I would take things less personally. As a business owner you care about your business almost as if it’s your child. This may lead to taking things too personally, and making rushed decisions based on emotion rather taking a moment to consider all options and make a calculated decision.

Tell us something that’s true that almost nobody agrees with you on.

If you’re passionate about something, it can be anything from a business opportunity to traveling, prioritize it to make it happen. Time won’t wait, you can make up all the excuses you want to postpone for later but at the end of the day you will look back and wish you’ve done that thing. So do it now, no excuses.

As an entrepreneur, what is the one thing you do over and over and recommend everyone else do?

I never stop educating myself about the newest trends/evolutions in my industry. In order to stay one step ahead you must look into the future and estimate where it will in 3-5 years. I watch tons of interviews with industry thought leaders and specifically the most influential CMO’s from whom I learn strategy as well as tactics.

What is one strategy that has helped you grow your business?

I never settled for what I’ve achieved, I always strive to grow more because I believe that any business that’s not growing is essentially slowly dying. It may sound a bit paranoid, and I guess it is. I think there’s a healthy amount of paranoia needed to run your own company.

What is one failure you had as an entrepreneur, and how did you overcome it?

When my first business venture was growing rapidly I was eager to continue the growth and rushed to making hires I couldn’t really afford. When the growth slowed down I quickly found myself less than a month from not being able to pay salaries and had to let go more than half of my staff, all people I cared about. I didn’t have a finance guy by my side and acted on gut feeling rather than healthy financial planning, I never made this mistake again.

What is one business idea that you’re willing to give away to our readers?

An app that scans your food and outputs all the nutritional data.

What is the best $100 you recently spent? What and why?

New Snowboarding gloves. The difference between good and great gear in snowboarding in huge, I enjoyed snowboarding so much more after purchasing them.

What is one piece of software or a web service that helps you be productive? How do you use it?

Definitely Trello, it’s my reference for my day to day tasks and I literally work according to the tasks listed on my Trello boards.

What is the one book that you recommend our community should read and why?

The Hard Thing About Hard Things, by Ben Horowitz.

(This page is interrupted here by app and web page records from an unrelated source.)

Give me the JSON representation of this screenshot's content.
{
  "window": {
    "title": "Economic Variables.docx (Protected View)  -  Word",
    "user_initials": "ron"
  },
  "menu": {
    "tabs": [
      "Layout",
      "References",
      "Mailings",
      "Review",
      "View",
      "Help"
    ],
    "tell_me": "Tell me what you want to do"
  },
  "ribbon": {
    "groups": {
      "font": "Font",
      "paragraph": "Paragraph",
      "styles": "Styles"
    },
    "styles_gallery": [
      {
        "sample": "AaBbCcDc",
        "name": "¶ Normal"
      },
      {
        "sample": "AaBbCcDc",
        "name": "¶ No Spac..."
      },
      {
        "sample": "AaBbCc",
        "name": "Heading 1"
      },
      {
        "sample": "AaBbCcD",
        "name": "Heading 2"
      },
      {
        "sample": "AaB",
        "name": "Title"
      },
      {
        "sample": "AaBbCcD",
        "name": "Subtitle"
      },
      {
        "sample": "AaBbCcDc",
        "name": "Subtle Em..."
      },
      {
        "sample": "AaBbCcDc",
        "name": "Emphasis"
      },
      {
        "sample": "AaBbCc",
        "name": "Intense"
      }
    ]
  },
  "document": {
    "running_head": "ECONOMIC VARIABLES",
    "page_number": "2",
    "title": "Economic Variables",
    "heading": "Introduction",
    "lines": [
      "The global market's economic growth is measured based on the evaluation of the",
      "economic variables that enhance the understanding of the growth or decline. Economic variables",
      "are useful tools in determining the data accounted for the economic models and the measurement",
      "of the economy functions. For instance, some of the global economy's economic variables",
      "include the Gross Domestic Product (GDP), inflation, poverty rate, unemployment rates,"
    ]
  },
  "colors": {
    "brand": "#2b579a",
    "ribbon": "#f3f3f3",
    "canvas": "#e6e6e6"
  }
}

While it’s widely known that building your own company is hard, many people don’t realize HOW hard it really is. Ben explains this notion extremely well and I think this book is a must for every aspiring entrepreneur.

What is your favorite quote?

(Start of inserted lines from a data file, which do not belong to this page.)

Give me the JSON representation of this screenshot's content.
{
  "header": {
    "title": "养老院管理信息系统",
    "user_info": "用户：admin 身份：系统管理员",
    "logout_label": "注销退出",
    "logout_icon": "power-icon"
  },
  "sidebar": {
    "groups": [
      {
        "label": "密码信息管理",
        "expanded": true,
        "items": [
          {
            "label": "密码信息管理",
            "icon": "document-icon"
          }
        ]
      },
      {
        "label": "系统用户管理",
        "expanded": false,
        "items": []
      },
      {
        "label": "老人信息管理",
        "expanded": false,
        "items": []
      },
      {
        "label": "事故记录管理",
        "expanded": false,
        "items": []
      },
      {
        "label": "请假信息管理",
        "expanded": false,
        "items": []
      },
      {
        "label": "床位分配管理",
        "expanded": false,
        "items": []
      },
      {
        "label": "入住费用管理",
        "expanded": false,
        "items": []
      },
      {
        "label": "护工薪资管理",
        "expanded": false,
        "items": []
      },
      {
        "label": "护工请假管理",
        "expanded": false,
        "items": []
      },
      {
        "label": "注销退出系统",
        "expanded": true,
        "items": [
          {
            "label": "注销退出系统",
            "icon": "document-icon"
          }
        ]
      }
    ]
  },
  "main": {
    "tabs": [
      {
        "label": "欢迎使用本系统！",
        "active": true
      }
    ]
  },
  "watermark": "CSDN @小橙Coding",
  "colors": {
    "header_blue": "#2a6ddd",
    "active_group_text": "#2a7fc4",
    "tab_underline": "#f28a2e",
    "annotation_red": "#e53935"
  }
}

I have two:
“As a startup CEO, I slept like a baby. I woke up every 2 hours and cried.” – Ben Horowitz
“Your time is limited, so don’t waste it living someone else’s life.” – Steve Jobs

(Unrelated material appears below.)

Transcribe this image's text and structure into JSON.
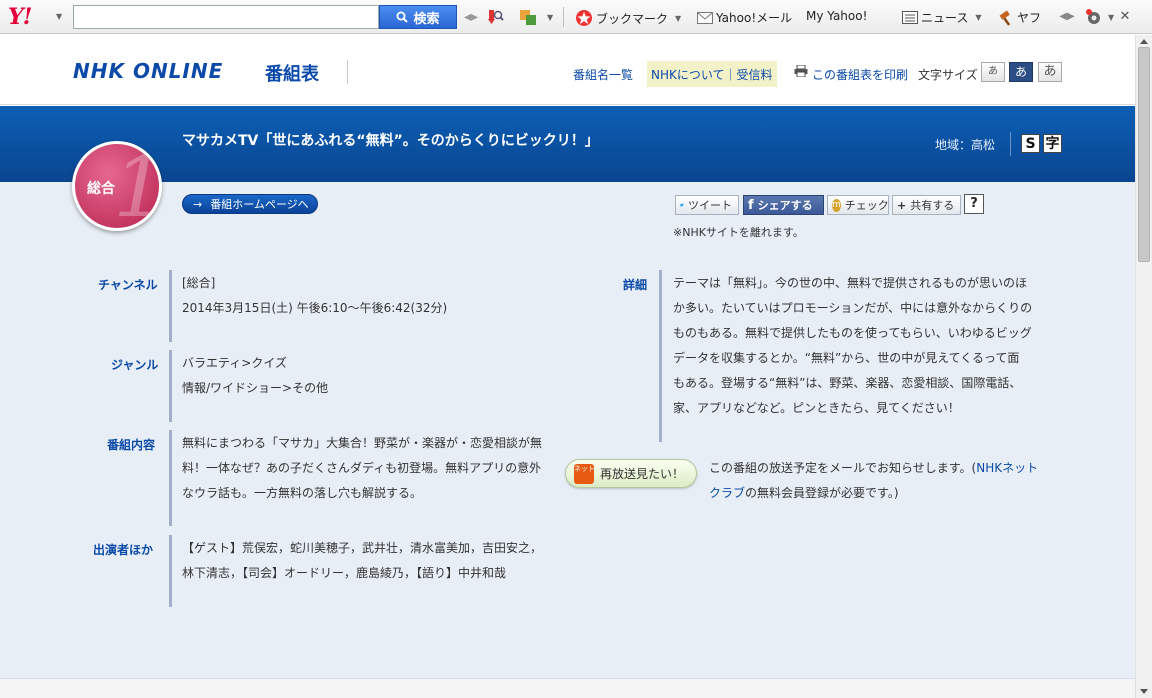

Key Learnings

1. Never stop studying your industry to not only stay relevant in 3-5 years but be in leadership position.
2. Leave the guess work out of the equation with new ideas, be data driven in your business decisions.
3. Don’t postpone things you’re passionate about.
4. As an entrepreneur, prepare yourself mentally for a long, hard and bumpy ride. There are no magic tricks for success. It’s a marathon, not a sprint.
5. Focus on building the best possible product/service that people would love to use.


Maxim Godin on LinkedIn: